We are fortunate to be located close to several universities; partnership opportunities that will meet the needs of students desiring to enroll in advanced placement and college-level courses should be explored as a possible pathway for right- sizing Joel Barlow High School.
Why should voters choose me?
For nearly 18 years I have served on the Region 9 Board of Education as a member, chairperson, vice chairperson, treasurer and secretary. I have been the chair of the Negotiations Committee which has successfully negotiated 20 contracts with the certified and noncertified staff.
The recently negotiated contract with the Joel Barlow Education Association includes the provision for mandatory choice of a High Deductible Health Plan in the second and third years of
the contract. This agreement will save the District in excess of $300,000 dollars and provide savings for teachers as well.
My committee work for the board has included work on the Tri-Board Insurance Committee, Facility and Fields Committee, Superintendent Evaluation Committee and Curriculum Committee. Over the course of my service I have worked tirelessly with the administration and fellow board members in creating policy and reviewing and approving program improvements that have advanced and enriched the quality of education for our children.
I take seriously the dual role of the Region 9 board as both a Board of Education and Board of Finance. Assisting the administration in attaining the mission of Joel Barlow High School of a rigorous, dynamic education that respects the diversity of student aspirations has been a privilege for me.
Being a responsible and fiscally conservative steward of the public’s funds guides my thinking as we strive to make the high school a place where students gain the knowledge and skills they need to navigate in this ever-changing world.
As a board member, I do not want to tell the administration a specific number of positions to reduce or make a drastic budget cut in one year. I will continue to work with the administration and department chairs to create a long-term plan that when necessary gradually eliminates class sections and teaching positions without creating extremely large class sizes.
We have some tough decisions ahead of us. Jointly, we will make a plan that works for the taxpayers, students and teachers. I do not think one of the schools needs to be closed at this time.
I think the administration and faculty are innovative using technology and trying new ways of incorporating it into the classroom. I believe there are more opportunities to seek creative ways to do more with less. As we continue to address falling enrollment and easing the community’s tax burden, we may need to consider more televised, college campus and computer-based courses to offer our students the advanced options they want.
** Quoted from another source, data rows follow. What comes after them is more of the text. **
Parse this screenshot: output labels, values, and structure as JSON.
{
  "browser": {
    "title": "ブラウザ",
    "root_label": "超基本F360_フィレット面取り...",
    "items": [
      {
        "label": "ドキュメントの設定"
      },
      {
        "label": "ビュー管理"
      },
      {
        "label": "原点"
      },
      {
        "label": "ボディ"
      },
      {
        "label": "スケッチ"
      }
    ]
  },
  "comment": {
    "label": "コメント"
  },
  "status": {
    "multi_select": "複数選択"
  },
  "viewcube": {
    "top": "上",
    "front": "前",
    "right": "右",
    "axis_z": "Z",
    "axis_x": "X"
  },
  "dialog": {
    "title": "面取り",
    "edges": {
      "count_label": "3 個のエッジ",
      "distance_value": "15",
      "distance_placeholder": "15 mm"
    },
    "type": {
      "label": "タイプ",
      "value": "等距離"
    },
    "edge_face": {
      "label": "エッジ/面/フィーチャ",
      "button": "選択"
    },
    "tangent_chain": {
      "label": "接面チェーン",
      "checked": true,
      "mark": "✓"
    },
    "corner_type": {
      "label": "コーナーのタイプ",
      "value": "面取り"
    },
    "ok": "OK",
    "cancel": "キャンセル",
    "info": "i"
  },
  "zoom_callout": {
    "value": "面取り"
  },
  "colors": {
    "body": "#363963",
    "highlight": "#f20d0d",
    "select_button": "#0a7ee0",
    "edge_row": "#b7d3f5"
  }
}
I will continue to work with the administration to balance the costs of special needs education with other costs. Special education costs will continue to increase, and state funding is always a concern. We need to provide for special needs education costs without sacrificing other areas of the educational program.